Meanwhile, the first “Rocky” franchise movie ever to be released in China appears set to take a bit of a beating at the box office. “Creed II” ranked a low fifth in its opening China weekend, making just $1.7 million, despite strong Chinese user reviews.
Before “Bumblebee,” “Transformers: The Last Knight” took in $120 million during its 2017 opening weekend and 2014’s “Transformers: Age of Extinction” scored $92 million, marking the 11th and 23rd largest opening weekends of all time in China, respectively. But as a spinoff rather than a full “Transformers” film, “Bumblebee’s” weaker performance might not raise too many eyebrows.
Chinese moviegoers are raving about the film, giving it a high 9.2 out of 10 rating on user review platform Maoyan and a solid 7.3 on Douban. Users cooed over puppy-like lead Autobot Bumblebee, calling him “utterly adorable,” with many saying the new film was sure to appeal to more women. A number also praised its “old school feel,” and welcomed the change of pace in the first franchise feature not to be directed by explosion-happy Michael Bay.
“This is the ‘Transformers’ I’ve been waiting for,” wrote one ecstatic Maoyan user. “You really get a sense of the Transformers toys from when you were a kid.”

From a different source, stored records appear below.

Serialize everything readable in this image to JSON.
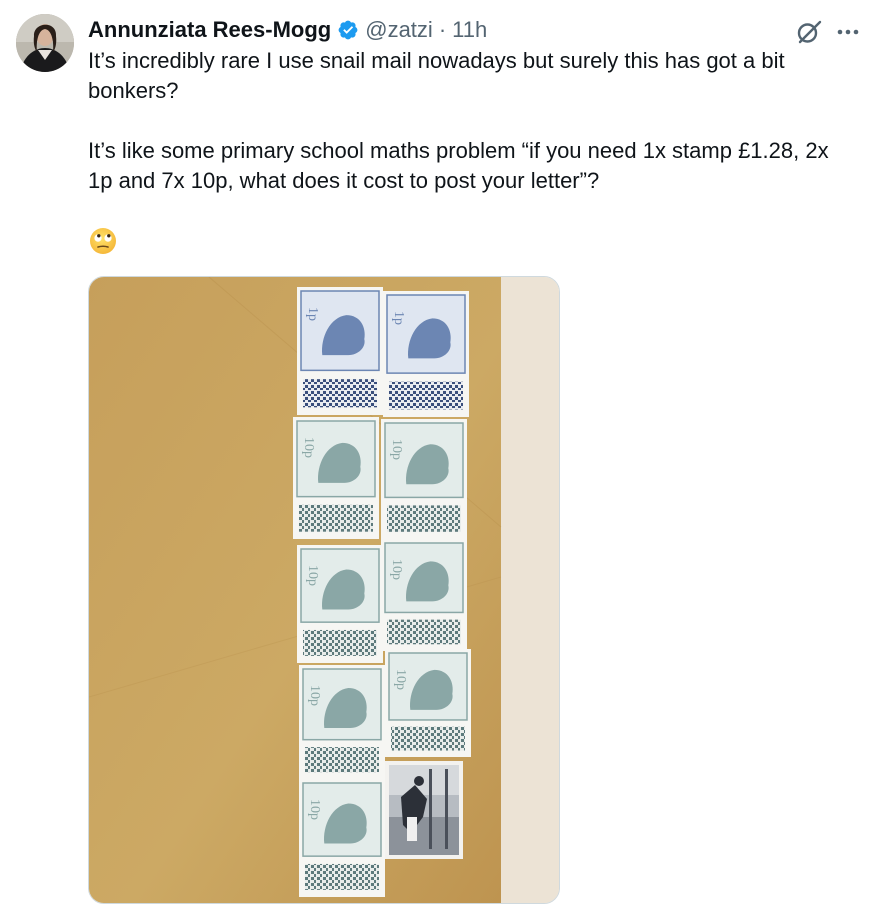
{
  "author": {
    "name": "Annunziata Rees-Mogg",
    "handle": "@zatzi",
    "separator": "·",
    "time": "11h",
    "verified": true
  },
  "tweet": {
    "paragraphs": [
      "It’s incredibly rare I use snail mail nowadays but surely this has got a bit bonkers?",
      "It’s like some primary school maths problem “if you need 1x stamp £1.28, 2x 1p and 7x 10p, what does it cost to post your letter”?"
    ],
    "emoji": "face-with-rolling-eyes"
  },
  "icons": {
    "verified": "verified-badge-icon",
    "grok": "grok-icon",
    "more": "more-options-icon"
  },
  "colors": {
    "text": "#0f1419",
    "secondary": "#536471",
    "verified_blue": "#1d9bf0",
    "envelope": "#c9a463",
    "stamp_1p": "#6c86b3",
    "stamp_10p": "#8aa7a6"
  },
  "image": {
    "stamps": {
      "denomination_1p": "1p",
      "denomination_10p": "10p"
    }
  }
}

But diehard Bay fans felt betrayed that the film failed to deliver a nonstop stream of eyeball-busting fight sequences, and questioned the choice of director Travis Knight, best known for his sensitive debut, “Kubo and the Two Strings,” an Academy Award-nominated animated film set in Japan. “When people go to the theater to see ‘Transformers,’ do they want to watch an hour and a half of emotional plot development and then just 10 minutes of fighting?! I don’t know why someone with a literary sensibility would want to shoot this kind of material,” a Douban user huffed.
“The extra plot and character development weren’t necessarily any smarter than the stuff they used to squeeze in between explosions,” another added. “It seems Paramount films are now only suitable for old people.”
In a weekend almost entirely dominated by U.S. movies, Chinese comedic drama “Kill Mobile” held its own in second place with $12.3 million. That lifted its cumulative score to $74.5 million, according to consultancy Artisan Gateway, since the film’s Dec. 28 release.
After a month in play, “Aquaman” still managed to rank third with $4.1 million, bringing its total earnings in China to $283 million. Sony’s “Spider-Man: Into the Spider-Verse” came in fourth with $1.96 million. Its cumulative in China is now $59.6 million.
“Creed II’s” fifth-place performance came in spite of an 8.8 score on Maoyan and 7.4 on Douban. The film debuted more than a month ago in the U.S.
Cumulative box office for the year to date is $135 million, marking a slow start. That is a 36% dip compared with the same period at the beginning of 2018.